Get your head out of the cloud – As I said last year, the biggest buzzphrase in IT circles is “the cloud”. Moving applications to it seems to be the driving force for Blackboard Learn 2015, aka Ultra. But the company doesn’t appear to show any interest in working with self-hosted clients who want to use Blackboard Learn 2015, but continue on-site hosting. The company needs to pull its head out of “the cloud” and accept the realization that Blackboard Learn 2015 will need to allow cloud and self hosting for the version to be successful.
It’s Blackboard, not Blackhole – Over the past year, the company has continued to see changes. With those changes users appear to see a lack of communication between a variety of groups within the company. An example of this is the rollout of the new Blackboard Collaborate. Some Blackboard folks gave the impression the product would be rolled out soon. A few even suggesting that institutions go ahead and request Ultra access via the support portal. Support teams told requesting institutions completely different information stating that the product wasn’t ready and would close their request. Another request was made after seeing documentation on the new Blackboard Collaborate released to the public and instructions on how to request it. The request even used the “Request Ultra View” option. Collaborate Support again told our team the option was unavailable and closed the ticket.
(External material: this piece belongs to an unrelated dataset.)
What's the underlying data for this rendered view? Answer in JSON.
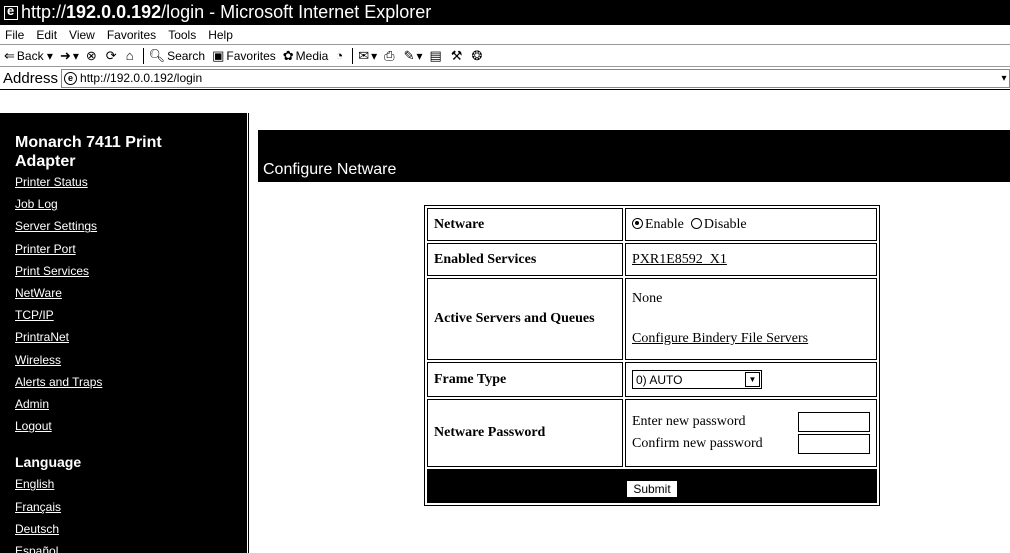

This is a complete failure of communication. An excellent example of the old saying. “The right hand doesn’t know what the left hand is doing.” The company as a whole has been a big black hole where no information about the status of products, new information on road maps, or new general information ever seems to come out. Without communication, users and institutions are not educated on the status of the company. No education can create concerns and worries about the stability of the company, its products, etc. In the end, it can be part of a reason that institutions start to look for other options.
Blackboard really needs to open communications. Updated product roadmaps about every part of the product and from every angle: students, faculty, support staff, and administrators for example. Also communication can’t be only at Blackboard World. Webinars with Jay and other leadership to talk about roadmaps, etc. need to be offered to institutions for attendance during various times of the year. Finally work to allow Blackboard’s legal teams to lessen the throttle of communication to institutions.
In the end, Blackboard has done a great job trying to navigate the LMS waters which have become filled with other competitors. The previews of their new Learn and Collaborate products have been well received. However the concern is that these ships still are in dry dock preparing for launch. While many feel the company’s other products, user communities, and communications are sitting out in the ocean with little navigational guidance. Hopefully this feedback and the start of Blackboard World 2015 will allow the company to launch its ships, open its sails, and get a good tailwind as we travel towards 2016 and beyond.
P.S. – I would enjoy hearing your comments about what I mentioned or what other topics you think Blackboard should address at the upcoming conference. Feel free to put your comments below. – BbG